### GOAL OF THE EXERCISE
In the entries below, find each line with the string "北乃きい" and copy it.

### SOURCE DATA
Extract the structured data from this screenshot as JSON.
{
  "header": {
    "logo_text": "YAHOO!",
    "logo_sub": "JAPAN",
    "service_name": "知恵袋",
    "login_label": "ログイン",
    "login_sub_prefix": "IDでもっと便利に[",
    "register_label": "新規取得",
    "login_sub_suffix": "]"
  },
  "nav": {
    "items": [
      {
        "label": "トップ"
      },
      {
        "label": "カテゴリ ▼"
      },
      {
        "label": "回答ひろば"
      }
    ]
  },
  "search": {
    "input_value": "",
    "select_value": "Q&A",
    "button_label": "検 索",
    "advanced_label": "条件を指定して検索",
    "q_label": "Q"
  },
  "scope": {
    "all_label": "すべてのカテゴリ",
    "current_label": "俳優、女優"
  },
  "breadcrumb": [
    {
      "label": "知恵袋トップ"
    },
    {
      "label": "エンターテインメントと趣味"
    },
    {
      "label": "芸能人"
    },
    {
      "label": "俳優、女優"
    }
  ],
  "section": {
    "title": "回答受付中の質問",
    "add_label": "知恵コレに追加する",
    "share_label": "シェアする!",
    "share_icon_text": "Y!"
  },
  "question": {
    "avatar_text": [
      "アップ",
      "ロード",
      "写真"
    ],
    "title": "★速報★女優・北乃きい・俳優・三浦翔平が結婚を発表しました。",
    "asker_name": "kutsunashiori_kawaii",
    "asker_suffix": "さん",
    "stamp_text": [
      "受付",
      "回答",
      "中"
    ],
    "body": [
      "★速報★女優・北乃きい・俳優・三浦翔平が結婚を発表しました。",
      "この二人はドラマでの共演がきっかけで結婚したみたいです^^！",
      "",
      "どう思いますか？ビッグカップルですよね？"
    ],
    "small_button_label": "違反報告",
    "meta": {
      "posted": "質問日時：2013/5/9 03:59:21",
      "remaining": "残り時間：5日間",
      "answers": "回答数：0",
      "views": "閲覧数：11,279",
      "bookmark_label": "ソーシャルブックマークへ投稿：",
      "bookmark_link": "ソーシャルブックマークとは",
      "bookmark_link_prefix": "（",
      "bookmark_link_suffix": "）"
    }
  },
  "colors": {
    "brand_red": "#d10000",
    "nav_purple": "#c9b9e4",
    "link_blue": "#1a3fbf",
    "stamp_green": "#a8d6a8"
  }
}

### RESPONSE TO THIS TASK
    "title": "★速報★女優・北乃きい・俳優・三浦翔平が結婚を発表しました。",
      "★速報★女優・北乃きい・俳優・三浦翔平が結婚を発表しました。",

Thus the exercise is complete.